Some of the ideas suggested for the hall’s future included more natural lighting in the foyer and the hall; a new family area with play equipment; a new stage, retractable seating and a balcony area.
At the consultation meetings, locals were asked a series of questions: How do you feel in each space?; What would you change?; What do you dislike about the Assembly Hall?; What do you like about the Assembly Hall?; and What is your vision for the Assembly Hall?
Architect Jen Lorrimar-Shanks from CaSA Architects said, “The community was asked what their visions were for the refurbished Assembly Hall. These visions were then incorporated into a ‘future tour’ at the end of the morning session, where the group toured the Assembly Hall as it would be 10 years in the future.
“The tour included being drawn to the Assembly Hall from the Market Place by the newly lit sign, generous parking provision for the less able bodied, walking through a naturally-lit foyer between the Assembly Hall and the Town Hall that had a local artist exhibiting and a small band playing in the corner.
“Sliding doors closed part of the foyer off from a family area with toys and play equipment. The bar opens onto this new foyer so the audience could spill out into this space. The refurbished hall had a new stage for dance performances, retractable seating, large rooflights with electric black-out blinds, sliding partitions, and a balcony area.
“The ladies’ toilets had also been refurbished and enlarged to look like old theatre powder rooms with red velvet cushions, flock wallpaper, and large mirrors.

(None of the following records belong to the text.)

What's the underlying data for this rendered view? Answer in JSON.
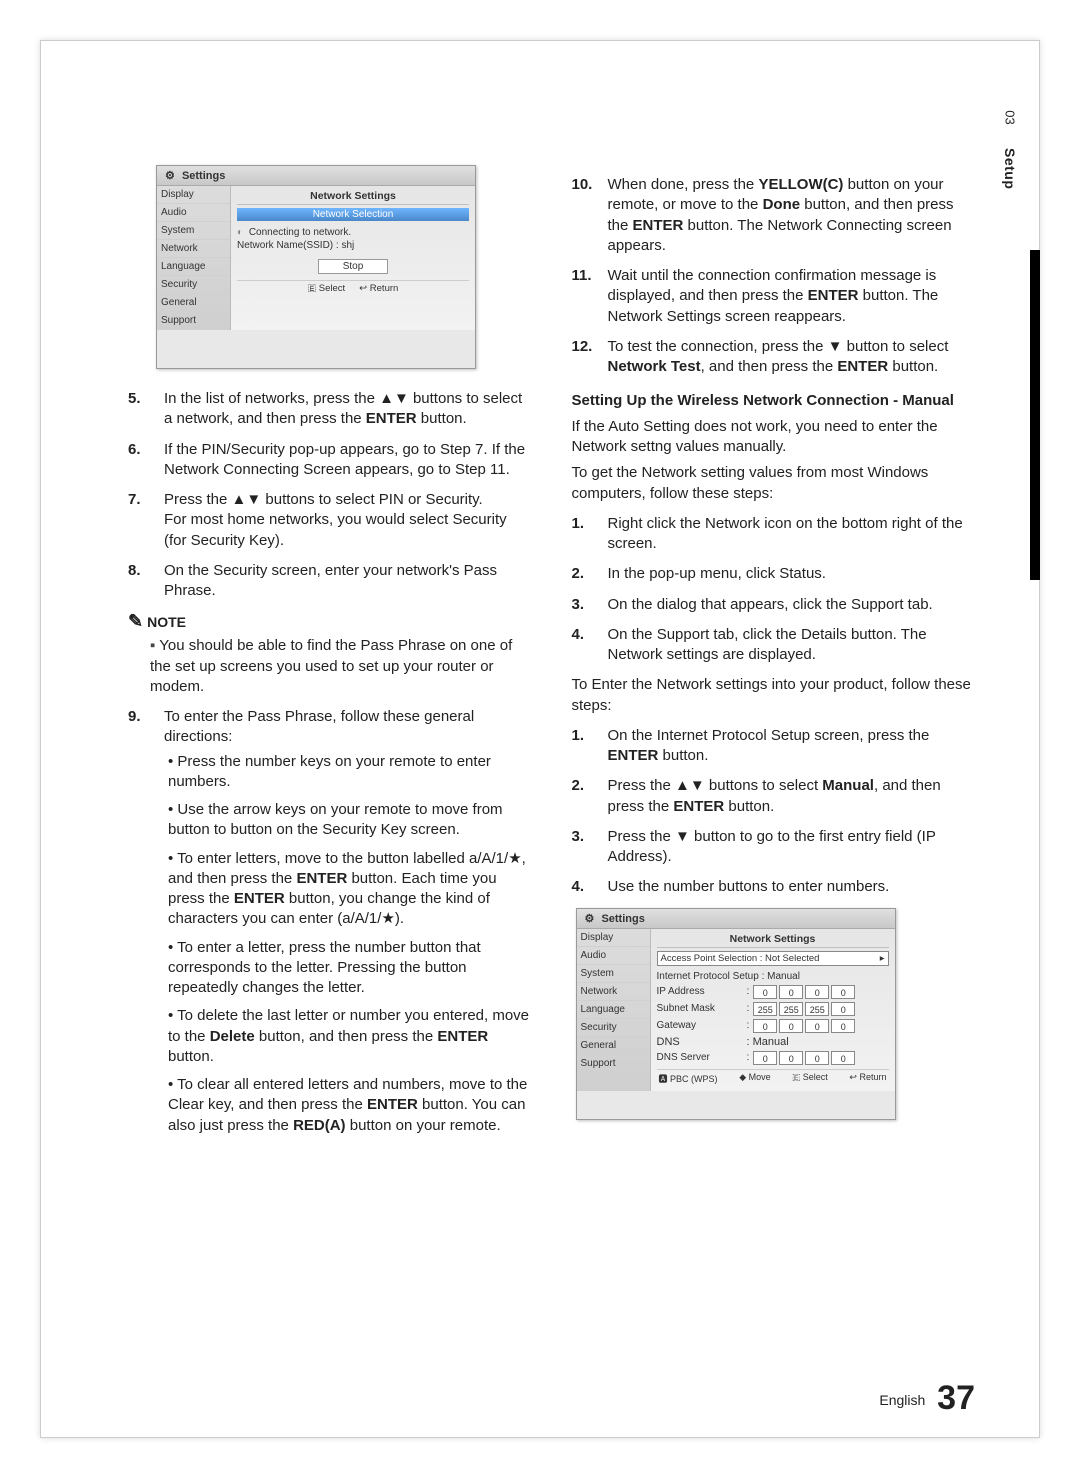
{
  "side": {
    "chapter": "03",
    "title": "Setup"
  },
  "dialog1": {
    "title": "Settings",
    "sidebar": [
      "Display",
      "Audio",
      "System",
      "Network",
      "Language",
      "Security",
      "General",
      "Support"
    ],
    "heading": "Network Settings",
    "sub": "Network Selection",
    "connecting": "Connecting to network.",
    "ssid": "Network Name(SSID)  : shj",
    "stop": "Stop",
    "hint_select": "Select",
    "hint_return": "Return"
  },
  "left_steps_a": [
    {
      "n": "5.",
      "t": "In the list of networks, press the ▲▼ buttons to select a network, and then press the <b>ENTER</b> button."
    },
    {
      "n": "6.",
      "t": "If the PIN/Security pop-up appears, go to Step 7. If the Network Connecting Screen appears, go to Step 11."
    },
    {
      "n": "7.",
      "t": "Press the ▲▼ buttons to select PIN or Security.<br>For most home networks, you would select Security (for Security Key)."
    },
    {
      "n": "8.",
      "t": "On the Security screen, enter your network's Pass Phrase."
    }
  ],
  "note_label": "NOTE",
  "note_item": "You should be able to find the Pass Phrase on one of the set up screens you used to set up your router or modem.",
  "step9": {
    "n": "9.",
    "t": "To enter the Pass Phrase, follow these general directions:"
  },
  "bullets9": [
    "Press the number keys on your remote to enter numbers.",
    "Use the arrow keys on your remote to move from button to button on the Security Key screen.",
    "To enter letters, move to the button labelled a/A/1/★, and then press the <b>ENTER</b> button. Each time you press the <b>ENTER</b> button, you change the kind of characters you can enter (a/A/1/★).",
    "To enter a letter, press the number button that corresponds to the letter. Pressing the button repeatedly changes the letter.",
    "To delete the last letter or number you entered, move to the <b>Delete</b> button, and then press the <b>ENTER</b> button.",
    "To clear all entered letters and numbers, move to the Clear key, and then press the <b>ENTER</b> button. You can also just press the <b>RED(A)</b> button on your remote."
  ],
  "right_steps_a": [
    {
      "n": "10.",
      "t": "When done, press the <b>YELLOW(C)</b> button on your remote, or move to the <b>Done</b> button, and then press the <b>ENTER</b> button. The Network Connecting screen appears."
    },
    {
      "n": "11.",
      "t": "Wait until the connection confirmation message is displayed, and then press the <b>ENTER</b> button. The Network Settings screen reappears."
    },
    {
      "n": "12.",
      "t": "To test the connection, press the ▼ button to select <b>Network Test</b>, and then press the <b>ENTER</b> button."
    }
  ],
  "section_title": "Setting Up the Wireless Network Connection - Manual",
  "para1": "If the Auto Setting does not work, you need to enter the Network settng values manually.",
  "para2": "To get the Network setting values from most Windows computers, follow these steps:",
  "right_steps_b": [
    {
      "n": "1.",
      "t": "Right click the Network icon on the bottom right of the screen."
    },
    {
      "n": "2.",
      "t": "In the pop-up menu, click Status."
    },
    {
      "n": "3.",
      "t": "On the dialog that appears, click the Support tab."
    },
    {
      "n": "4.",
      "t": "On the Support tab, click the Details button. The Network settings are displayed."
    }
  ],
  "para3": "To Enter the Network settings into your product, follow these steps:",
  "right_steps_c": [
    {
      "n": "1.",
      "t": "On the Internet Protocol Setup screen, press the <b>ENTER</b> button."
    },
    {
      "n": "2.",
      "t": "Press the ▲▼ buttons to select <b>Manual</b>, and then press the <b>ENTER</b> button."
    },
    {
      "n": "3.",
      "t": "Press the ▼ button to go to the first entry field (IP Address)."
    },
    {
      "n": "4.",
      "t": "Use the number buttons to enter numbers."
    }
  ],
  "dialog2": {
    "title": "Settings",
    "sidebar": [
      "Display",
      "Audio",
      "System",
      "Network",
      "Language",
      "Security",
      "General",
      "Support"
    ],
    "heading": "Network Settings",
    "apsel": "Access Point Selection  :  Not Selected",
    "ipsetup": "Internet Protocol Setup  : Manual",
    "rows": [
      {
        "lbl": "IP Address",
        "cells": [
          "0",
          "0",
          "0",
          "0"
        ]
      },
      {
        "lbl": "Subnet Mask",
        "cells": [
          "255",
          "255",
          "255",
          "0"
        ]
      },
      {
        "lbl": "Gateway",
        "cells": [
          "0",
          "0",
          "0",
          "0"
        ]
      }
    ],
    "dns": "DNS",
    "dns_mode": ": Manual",
    "dnsrow": {
      "lbl": "DNS Server",
      "cells": [
        "0",
        "0",
        "0",
        "0"
      ]
    },
    "hints": [
      "PBC (WPS)",
      "Move",
      "Select",
      "Return"
    ]
  },
  "footer": {
    "lang": "English",
    "page": "37"
  }
}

“Prior to the tour, community members wrote on a plan of the Assembly Hall to explain how the existing spaces made them feel. Generally they felt quite happy in the hall space, but there are some acoustic problems, the seats are uncomfortable and you couldn’t see the stage, and when the group size is small, the hall feels bare.
“They were asked to put red dots on another plan to show which areas they felt needed the most work. People felt the toilets, the bar and the foyer needed the most work. They used post-it notes to explain what they liked/disliked about the existing spaces. They felt the hall is dated, there is a lack of parking, the bar is too small, the Assembly Hall is ‘hidden away’, and the stage and hall floor were slippery.
“The community like the size, location, flexibility, facilities offered by the Assembly Hall, and were really positive about the variety of events/acts.”
Views were also collected from the community via an online survey that closed earlier this week. CaSA will now collate all the suggestions before presenting them to the town council.